This doesn't mean that they're sensitive or weak... they're just picking up on (albeit unintentional) subconscious messaging that they wouldn't fit in.

Masculine-coded terms to avoid:

  • Aggressive 
  • Ambitious/Ambition
  • Analytical
  • Assertive
  • Autonomous
  • Decisive
  • Determined 
  • Independent
  • Lead

Just a quick glance at our research confirms that if you want more women to apply, you should aim for either feminine or neutral-coded job adverts if you want to improve gender diversity - since men aren’t deterred by feminine language.

Gender coding effect on diversity of hires (chart)

Reading burden
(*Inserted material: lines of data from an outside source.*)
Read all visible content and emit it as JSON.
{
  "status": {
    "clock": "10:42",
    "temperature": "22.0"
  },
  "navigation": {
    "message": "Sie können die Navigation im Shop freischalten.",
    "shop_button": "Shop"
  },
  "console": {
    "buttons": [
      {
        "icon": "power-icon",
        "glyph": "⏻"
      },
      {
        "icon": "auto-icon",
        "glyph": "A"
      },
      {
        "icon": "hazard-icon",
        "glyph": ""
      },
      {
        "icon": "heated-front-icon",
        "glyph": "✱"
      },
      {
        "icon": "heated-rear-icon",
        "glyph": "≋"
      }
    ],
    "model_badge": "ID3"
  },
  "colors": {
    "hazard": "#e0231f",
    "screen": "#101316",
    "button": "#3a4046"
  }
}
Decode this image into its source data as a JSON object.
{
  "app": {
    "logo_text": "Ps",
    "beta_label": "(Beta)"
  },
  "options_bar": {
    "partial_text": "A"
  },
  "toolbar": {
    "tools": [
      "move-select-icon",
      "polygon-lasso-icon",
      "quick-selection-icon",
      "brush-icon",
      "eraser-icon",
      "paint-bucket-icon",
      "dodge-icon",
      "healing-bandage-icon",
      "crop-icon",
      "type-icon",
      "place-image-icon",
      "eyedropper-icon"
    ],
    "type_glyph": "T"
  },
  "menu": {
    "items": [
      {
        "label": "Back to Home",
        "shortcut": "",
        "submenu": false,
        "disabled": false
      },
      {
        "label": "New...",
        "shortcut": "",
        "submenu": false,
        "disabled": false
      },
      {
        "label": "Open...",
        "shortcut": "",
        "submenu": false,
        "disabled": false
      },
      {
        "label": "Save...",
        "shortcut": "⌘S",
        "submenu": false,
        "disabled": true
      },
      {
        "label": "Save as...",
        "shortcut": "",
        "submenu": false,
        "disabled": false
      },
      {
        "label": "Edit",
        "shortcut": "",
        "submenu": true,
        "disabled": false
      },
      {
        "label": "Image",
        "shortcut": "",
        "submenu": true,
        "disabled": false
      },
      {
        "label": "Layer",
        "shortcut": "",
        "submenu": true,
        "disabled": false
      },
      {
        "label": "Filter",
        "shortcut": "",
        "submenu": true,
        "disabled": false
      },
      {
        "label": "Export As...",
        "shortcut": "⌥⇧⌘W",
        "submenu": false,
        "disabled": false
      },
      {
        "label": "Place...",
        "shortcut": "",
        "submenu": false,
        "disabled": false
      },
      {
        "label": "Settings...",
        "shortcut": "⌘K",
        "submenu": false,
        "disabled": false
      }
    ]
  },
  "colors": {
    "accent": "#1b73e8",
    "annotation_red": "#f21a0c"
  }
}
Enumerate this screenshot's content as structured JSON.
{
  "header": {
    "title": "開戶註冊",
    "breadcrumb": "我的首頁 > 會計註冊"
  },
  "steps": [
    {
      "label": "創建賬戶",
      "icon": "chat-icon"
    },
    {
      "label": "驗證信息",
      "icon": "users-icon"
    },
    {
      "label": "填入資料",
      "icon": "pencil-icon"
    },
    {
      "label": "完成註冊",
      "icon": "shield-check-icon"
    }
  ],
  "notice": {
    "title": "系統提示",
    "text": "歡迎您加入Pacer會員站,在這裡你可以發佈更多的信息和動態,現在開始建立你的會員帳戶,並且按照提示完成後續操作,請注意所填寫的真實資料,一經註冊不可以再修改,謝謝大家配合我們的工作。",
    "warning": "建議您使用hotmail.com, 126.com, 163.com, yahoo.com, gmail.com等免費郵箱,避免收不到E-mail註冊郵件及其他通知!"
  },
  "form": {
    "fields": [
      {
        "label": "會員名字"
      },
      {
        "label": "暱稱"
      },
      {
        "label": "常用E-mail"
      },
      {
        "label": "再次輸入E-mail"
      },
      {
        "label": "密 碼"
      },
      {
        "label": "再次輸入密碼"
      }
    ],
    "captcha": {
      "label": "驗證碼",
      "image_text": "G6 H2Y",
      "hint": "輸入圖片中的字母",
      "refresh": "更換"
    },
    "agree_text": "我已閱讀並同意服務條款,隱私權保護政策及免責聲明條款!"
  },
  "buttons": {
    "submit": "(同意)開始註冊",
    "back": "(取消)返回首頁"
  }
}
Your job advert should be easy to read - in short, simple sentences.

The reading level shouldn’t be higher than the level actually needed for the job. This isn’t ‘lowering the bar,’ in fact, the best, most in-demand candidates are probably too busy to read long and elaborate job adverts.

Make sure you’re as to-the-point as possible so that your job advert can be read and absorbed by someone in a hurry or reading on a small screen. Remember: the purpose of job adverts is to sell.


Jargon doesn’t just make your job advert painful to read, it could be giving the impression that your company is cold and dull.

The solution is a simple one: write in everyday, human language.

Talking about ‘business solutions’ and ‘innovation’ may sound impressive, but they’re so overused and non-specific that they don’t really say anything at all about your company.

You can still use common industry-standard acronyms, just be sure to avoid any technical, niche terms.

P.S. Our Job Description Analysis Tool was designed to make sure your wiring stays inclusive and high-converting by detecting things like gender-coded language and reading burden.

How to write a good job advert: putting it all together

  • Sell your company
  • Let candidates know what they’ll be up to
  • List essential requirements only (6-8)
  • List benefits
  • Keep it short (300-800 words)
  • Avoid gendered language
  • Ditch jargon

Job advert template

Your job advert should look something like this:

Applied is the essential platform for debiased hiring. Purpose-built to make hiring empirical and ethical, our platform uses anonymized applications and skill-based assessments to identify talent that would otherwise have been overlooked.

Push back against conventional hiring wisdom with a smarter solution: book in a demo